Take the line with "What's the underlying" as the first line and the last line of the data as the final one. Write out those lines exactly, and no others.

• • • • • • •

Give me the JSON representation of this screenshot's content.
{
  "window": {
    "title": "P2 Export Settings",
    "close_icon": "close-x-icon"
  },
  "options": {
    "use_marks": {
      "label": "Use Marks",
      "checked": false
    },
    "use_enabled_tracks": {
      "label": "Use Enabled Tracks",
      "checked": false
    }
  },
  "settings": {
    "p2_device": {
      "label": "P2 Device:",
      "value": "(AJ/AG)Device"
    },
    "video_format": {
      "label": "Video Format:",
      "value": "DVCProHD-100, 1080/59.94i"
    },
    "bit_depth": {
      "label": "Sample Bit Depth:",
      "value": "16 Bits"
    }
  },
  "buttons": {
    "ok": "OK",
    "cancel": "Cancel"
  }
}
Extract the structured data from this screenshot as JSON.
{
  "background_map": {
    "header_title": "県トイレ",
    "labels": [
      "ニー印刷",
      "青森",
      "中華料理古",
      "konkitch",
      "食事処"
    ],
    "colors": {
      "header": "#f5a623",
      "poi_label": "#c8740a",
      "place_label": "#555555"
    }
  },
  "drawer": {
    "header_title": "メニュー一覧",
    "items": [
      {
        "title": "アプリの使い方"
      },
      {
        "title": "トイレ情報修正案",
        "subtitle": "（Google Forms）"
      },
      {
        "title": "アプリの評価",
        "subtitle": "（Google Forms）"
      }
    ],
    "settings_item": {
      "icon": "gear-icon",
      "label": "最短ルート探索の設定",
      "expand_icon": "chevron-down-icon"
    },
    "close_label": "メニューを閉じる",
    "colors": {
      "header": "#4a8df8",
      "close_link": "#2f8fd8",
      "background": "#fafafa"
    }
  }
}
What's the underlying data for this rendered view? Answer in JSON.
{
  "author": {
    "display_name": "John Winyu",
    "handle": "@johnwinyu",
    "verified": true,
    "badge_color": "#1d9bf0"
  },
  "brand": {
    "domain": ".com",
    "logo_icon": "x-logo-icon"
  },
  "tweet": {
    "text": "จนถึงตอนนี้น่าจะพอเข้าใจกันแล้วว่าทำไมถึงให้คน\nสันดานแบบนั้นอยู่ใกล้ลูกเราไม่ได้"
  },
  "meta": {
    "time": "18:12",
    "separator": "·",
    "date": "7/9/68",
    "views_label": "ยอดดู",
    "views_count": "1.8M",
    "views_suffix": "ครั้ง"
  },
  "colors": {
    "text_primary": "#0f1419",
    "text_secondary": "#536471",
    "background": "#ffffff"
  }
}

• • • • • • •

YOUR SOLUTION:
What's the underlying data for this rendered view? Answer in JSON.
{
  "author": {
    "display_name": "John Winyu",
    "handle": "@johnwinyu",
    "verified": true,
    "badge_color": "#1d9bf0"
  },
  "brand": {
    "domain": ".com",
    "logo_icon": "x-logo-icon"
  },
  "tweet": {
    "text": "จนถึงตอนนี้น่าจะพอเข้าใจกันแล้วว่าทำไมถึงให้คน\nสันดานแบบนั้นอยู่ใกล้ลูกเราไม่ได้"
  },
  "meta": {
    "time": "18:12",
    "separator": "·",
    "date": "7/9/68",
    "views_label": "ยอดดู",
    "views_count": "1.8M",
    "views_suffix": "ครั้ง"
  },
  "colors": {
    "text_primary": "#0f1419",
    "text_secondary": "#536471",
    "background": "#ffffff"
  }
}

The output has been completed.